Primary biliary cholangitis (PBC), previously known as primary biliary cirrhosis, is an autoimmune disease of the liver. It results from a slow, progressive destruction of the small bile ducts of the liver, causing bile and other toxins to build up in the liver, a condition called cholestasis. Further slow damage to the liver tissue can lead to scarring, fibrosis, and eventually cirrhosis.
Common symptoms are tiredness, itching and, in more advanced cases, jaundice. In early cases, there may only be changes in blood tests.
PBC is a relatively rare disease, affecting up to 1 in 3–4,000 people. It is much more common in women, with a sex ratio of at least 9:1 female to male.
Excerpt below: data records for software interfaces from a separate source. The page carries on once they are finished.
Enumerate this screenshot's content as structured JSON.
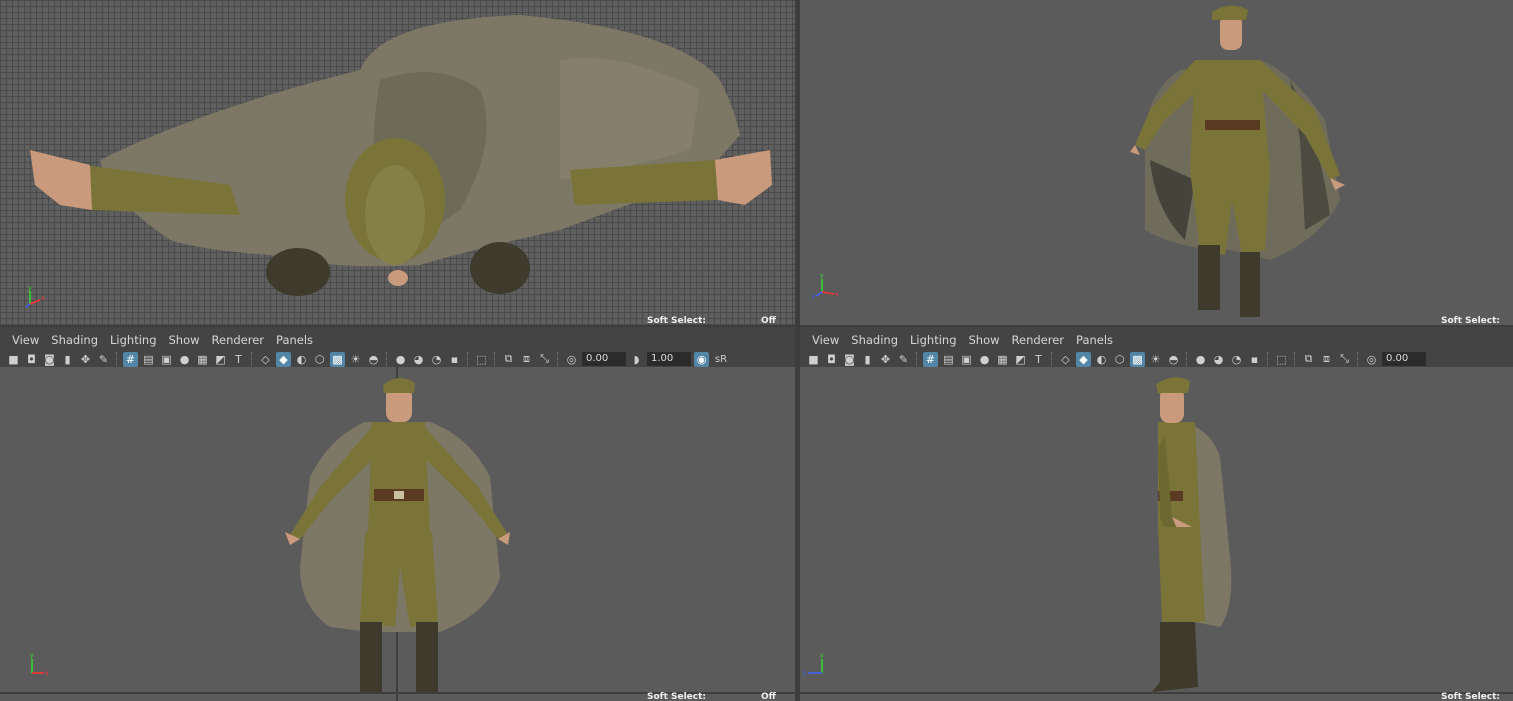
{
  "panels": {
    "menu": [
      "View",
      "Shading",
      "Lighting",
      "Show",
      "Renderer",
      "Panels"
    ],
    "left_toolbar": {
      "field1": "0.00",
      "field2": "1.00",
      "srgb": "sR"
    },
    "right_toolbar": {
      "field1": "0.00"
    }
  },
  "soft_select": {
    "label": "Soft Select:",
    "value": "Off"
  },
  "axis_labels": {
    "x": "x",
    "y": "y",
    "z": "z"
  },
  "colors": {
    "viewport_bg": "#5d5d5d",
    "uniform": "#7a7438",
    "cape": "#7d7766",
    "skin": "#c99a7c",
    "boots": "#3e3a2c",
    "belt": "#5a3a22",
    "accent": "#5285a6",
    "axis_x": "#ff3030",
    "axis_y": "#30e030",
    "axis_z": "#4060ff"
  }
}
The condition has been recognised since at least 1851 and was named "primary biliary cirrhosis" in 1949. Because cirrhosis is a feature only of advanced disease, a change of its name to "primary biliary cholangitis" was proposed by patient advocacy groups in 2014.